Holding Onto Forever (The Beaumont Series: Next Generation #1) by Heidi McLaughlin
The road for Noah Westbury has been carved out for him, long before he knew who his father was. Making sure he worked hard to deserve the opportunities provided to him, Noah is exactly where he dreamed of being - starting QB for Portland Pioneers. Together with a Victoria Secret's model girlfriend by his side, life couldn't get much better. Except for the fact that standing in his path is Peyton Powell-James, his life-long friend and the one woman he can never have.
Peyton Powell-James always knew her future would be in football and dreams of having a successful sports journalism career once she graduates college. After being given an assignment to cover a professional game from the sidelines, Peyton believes that everything is going to plan until one fateful night changes her life.
Harsh reality sets in for Noah and Peyton. One could lose everything, while the other one struggles to keep the families together.
To pick my favorite Heidi McLaughlin book is like having to eat tacos just one day a week. Impossible.
This is the start of the next generation. Literally. It's the Next Generation series of the Beaumonts. And yeah, the next generation is all grown up and falling in love and having sex. Weird.
You do not have to have read the Beaumont Series to understand and enjoy this series. Of course, the characters appear in this one and was so cool to have them woven into the story. So those of you that have read it will enjoy their presence. Those of you who have not will enjoy their presence. Either way... it's a plethora of appearances.

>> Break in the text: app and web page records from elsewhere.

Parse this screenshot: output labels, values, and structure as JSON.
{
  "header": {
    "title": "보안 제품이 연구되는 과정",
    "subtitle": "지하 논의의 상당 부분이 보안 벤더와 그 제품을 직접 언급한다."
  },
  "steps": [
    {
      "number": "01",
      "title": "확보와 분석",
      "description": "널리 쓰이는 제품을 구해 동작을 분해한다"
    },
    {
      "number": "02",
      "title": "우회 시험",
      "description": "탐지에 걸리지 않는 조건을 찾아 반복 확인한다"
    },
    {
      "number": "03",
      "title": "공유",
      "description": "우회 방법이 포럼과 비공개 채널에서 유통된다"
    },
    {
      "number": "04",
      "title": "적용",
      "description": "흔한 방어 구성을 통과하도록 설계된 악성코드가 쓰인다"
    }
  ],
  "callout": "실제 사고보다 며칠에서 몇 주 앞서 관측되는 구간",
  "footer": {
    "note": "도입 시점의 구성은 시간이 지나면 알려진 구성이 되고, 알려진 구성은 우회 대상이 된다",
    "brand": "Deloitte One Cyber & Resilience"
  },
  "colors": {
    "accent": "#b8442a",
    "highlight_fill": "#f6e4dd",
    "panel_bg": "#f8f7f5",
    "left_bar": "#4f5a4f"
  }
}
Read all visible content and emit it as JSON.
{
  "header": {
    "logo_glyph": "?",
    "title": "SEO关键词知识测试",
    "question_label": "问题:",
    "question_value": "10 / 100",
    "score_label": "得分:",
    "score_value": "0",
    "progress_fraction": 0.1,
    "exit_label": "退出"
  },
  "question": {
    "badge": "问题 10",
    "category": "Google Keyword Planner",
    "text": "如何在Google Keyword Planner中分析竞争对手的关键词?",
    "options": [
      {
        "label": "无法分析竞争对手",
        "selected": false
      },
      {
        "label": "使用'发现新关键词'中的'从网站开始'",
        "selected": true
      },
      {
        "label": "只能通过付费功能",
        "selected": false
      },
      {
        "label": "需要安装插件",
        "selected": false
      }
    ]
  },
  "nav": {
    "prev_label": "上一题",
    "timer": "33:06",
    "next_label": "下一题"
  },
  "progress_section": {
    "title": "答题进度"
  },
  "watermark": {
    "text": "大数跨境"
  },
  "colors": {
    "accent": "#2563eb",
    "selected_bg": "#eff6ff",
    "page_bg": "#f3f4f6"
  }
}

But the baby Beaumonts being grownups is not a disappointment. And I believe starting Chapter 2 of this book, I had water streaming out of my eyes and made it damn near impossible to read (or edit). Goddamn you, Heidi!
This one ripped my guts out. It made me smile. It made me feel things.... all kinds of things. I stressed reading this and I stress to everyone reading THIS to pick up this book.
This is so well-written, it's a little ridiculous.
Once again, I applaud McLaughlin.